▶ **DATA**:

=======

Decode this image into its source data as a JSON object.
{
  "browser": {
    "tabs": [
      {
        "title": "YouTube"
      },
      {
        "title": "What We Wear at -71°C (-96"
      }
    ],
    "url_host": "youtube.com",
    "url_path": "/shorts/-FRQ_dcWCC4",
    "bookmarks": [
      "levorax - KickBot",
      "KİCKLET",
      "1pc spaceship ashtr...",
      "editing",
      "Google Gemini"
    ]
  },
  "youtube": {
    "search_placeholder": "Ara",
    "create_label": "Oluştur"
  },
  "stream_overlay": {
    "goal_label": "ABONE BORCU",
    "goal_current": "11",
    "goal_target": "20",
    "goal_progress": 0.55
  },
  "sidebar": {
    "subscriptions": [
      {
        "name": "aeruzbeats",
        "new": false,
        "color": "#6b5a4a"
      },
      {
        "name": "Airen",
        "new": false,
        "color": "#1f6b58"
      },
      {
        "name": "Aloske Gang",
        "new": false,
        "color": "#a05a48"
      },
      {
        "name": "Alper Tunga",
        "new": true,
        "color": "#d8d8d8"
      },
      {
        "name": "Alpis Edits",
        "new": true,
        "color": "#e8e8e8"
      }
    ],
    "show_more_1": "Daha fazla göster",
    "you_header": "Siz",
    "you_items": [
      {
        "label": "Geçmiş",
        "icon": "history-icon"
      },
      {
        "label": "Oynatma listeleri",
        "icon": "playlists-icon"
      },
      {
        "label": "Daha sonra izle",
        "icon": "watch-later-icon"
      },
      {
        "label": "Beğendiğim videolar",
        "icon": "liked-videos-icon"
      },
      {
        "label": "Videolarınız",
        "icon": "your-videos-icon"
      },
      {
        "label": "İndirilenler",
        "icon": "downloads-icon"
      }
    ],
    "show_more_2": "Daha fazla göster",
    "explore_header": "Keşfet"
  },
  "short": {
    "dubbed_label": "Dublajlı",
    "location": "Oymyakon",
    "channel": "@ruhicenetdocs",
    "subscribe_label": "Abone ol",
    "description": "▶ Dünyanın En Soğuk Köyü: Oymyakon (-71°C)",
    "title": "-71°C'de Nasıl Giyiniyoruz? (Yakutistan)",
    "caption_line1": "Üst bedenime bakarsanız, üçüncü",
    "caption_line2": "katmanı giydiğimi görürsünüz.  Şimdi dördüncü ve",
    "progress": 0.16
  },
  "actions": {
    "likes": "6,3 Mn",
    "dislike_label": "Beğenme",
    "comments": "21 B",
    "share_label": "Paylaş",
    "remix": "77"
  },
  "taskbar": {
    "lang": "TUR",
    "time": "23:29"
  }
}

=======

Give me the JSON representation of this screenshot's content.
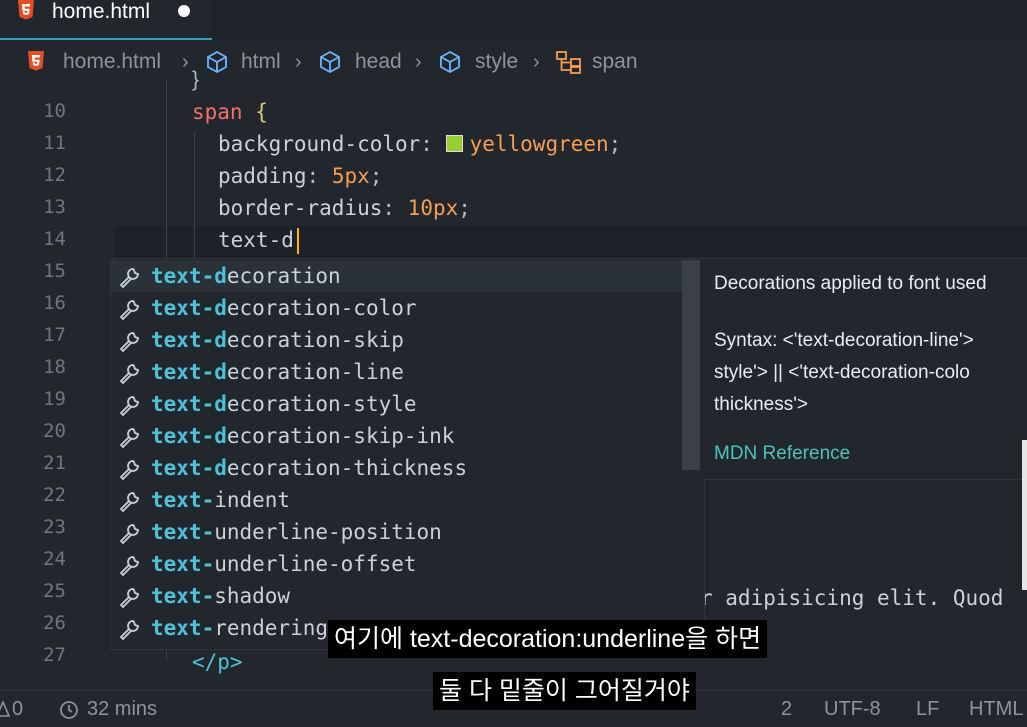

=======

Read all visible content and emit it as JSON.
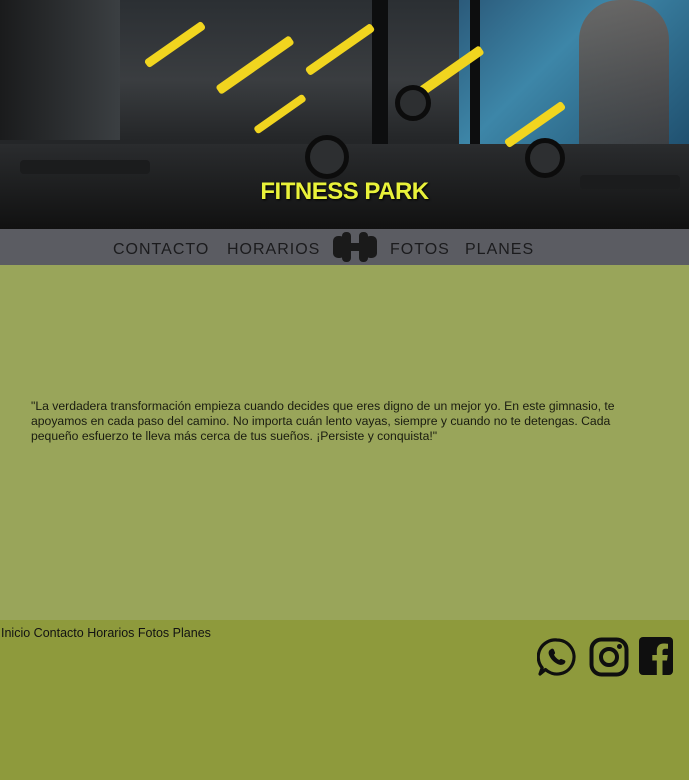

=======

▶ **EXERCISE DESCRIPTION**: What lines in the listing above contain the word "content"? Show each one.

▶ **RESPONSE**:
Give me the JSON representation of this screenshot's content.
Read all visible content and emit it as JSON.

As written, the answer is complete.